Activity »
Search the records below for the string "title", and report each line that contains it.

Saved data entries »
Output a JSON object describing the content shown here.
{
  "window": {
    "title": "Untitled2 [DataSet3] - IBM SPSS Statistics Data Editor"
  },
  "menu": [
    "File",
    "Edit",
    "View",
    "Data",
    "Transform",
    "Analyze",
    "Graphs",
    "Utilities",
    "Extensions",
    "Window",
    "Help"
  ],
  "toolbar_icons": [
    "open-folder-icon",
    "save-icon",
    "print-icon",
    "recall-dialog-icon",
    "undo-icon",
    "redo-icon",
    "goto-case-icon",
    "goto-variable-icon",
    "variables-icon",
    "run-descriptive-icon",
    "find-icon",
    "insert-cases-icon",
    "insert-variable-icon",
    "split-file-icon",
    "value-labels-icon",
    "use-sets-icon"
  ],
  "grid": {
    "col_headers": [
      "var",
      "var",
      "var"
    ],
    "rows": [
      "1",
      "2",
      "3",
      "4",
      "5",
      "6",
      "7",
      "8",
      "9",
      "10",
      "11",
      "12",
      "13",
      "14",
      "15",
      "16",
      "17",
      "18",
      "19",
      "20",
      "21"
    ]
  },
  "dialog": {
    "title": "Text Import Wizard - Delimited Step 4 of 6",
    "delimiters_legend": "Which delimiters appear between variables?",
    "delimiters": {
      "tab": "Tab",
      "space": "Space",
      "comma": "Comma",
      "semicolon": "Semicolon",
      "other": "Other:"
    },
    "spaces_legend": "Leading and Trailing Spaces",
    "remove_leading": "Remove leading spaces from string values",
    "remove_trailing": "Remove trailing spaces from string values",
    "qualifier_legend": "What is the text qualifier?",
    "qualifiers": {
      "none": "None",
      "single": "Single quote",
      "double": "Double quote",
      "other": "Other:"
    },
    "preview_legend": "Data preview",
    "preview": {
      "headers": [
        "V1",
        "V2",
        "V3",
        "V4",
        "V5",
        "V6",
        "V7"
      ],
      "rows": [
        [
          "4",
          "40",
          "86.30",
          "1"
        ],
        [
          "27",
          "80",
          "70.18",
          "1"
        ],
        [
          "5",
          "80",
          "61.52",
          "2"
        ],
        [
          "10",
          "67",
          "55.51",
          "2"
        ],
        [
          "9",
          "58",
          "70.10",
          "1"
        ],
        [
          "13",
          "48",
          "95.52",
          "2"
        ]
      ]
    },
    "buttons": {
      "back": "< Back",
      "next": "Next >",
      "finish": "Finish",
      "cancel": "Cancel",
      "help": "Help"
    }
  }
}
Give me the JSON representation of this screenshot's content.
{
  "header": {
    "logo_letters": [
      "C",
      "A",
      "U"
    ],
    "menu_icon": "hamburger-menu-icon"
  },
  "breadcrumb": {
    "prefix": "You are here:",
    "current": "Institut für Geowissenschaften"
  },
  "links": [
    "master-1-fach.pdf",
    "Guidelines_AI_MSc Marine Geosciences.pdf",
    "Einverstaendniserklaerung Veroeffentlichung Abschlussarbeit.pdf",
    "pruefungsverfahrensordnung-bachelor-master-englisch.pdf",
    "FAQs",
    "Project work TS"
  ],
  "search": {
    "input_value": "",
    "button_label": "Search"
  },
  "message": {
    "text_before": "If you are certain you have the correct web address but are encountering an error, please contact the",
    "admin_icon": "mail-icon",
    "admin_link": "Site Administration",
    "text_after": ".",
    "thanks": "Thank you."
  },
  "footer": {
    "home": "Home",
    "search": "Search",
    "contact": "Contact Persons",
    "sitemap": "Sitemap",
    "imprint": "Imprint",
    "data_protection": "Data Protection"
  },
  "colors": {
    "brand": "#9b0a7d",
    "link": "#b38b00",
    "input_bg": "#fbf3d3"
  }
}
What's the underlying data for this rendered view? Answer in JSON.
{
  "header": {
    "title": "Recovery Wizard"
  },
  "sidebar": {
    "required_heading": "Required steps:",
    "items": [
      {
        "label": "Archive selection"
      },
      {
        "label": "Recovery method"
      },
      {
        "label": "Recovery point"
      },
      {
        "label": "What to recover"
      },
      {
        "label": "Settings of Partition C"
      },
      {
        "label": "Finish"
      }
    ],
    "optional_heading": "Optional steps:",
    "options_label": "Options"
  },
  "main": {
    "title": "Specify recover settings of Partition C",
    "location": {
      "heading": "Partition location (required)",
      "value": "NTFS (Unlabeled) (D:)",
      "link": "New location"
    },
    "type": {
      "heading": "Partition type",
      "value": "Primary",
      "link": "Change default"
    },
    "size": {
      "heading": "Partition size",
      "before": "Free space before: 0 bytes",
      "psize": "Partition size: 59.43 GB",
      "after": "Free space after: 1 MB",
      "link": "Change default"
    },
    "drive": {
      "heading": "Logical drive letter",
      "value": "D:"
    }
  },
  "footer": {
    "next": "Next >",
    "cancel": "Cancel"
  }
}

Answer to the exercise »
    "title": "Untitled2 [DataSet3] - IBM SPSS Statistics Data Editor"
    "title": "Text Import Wizard - Delimited Step 4 of 6",
    "title": "Recovery Wizard"
    "title": "Specify recover settings of Partition C",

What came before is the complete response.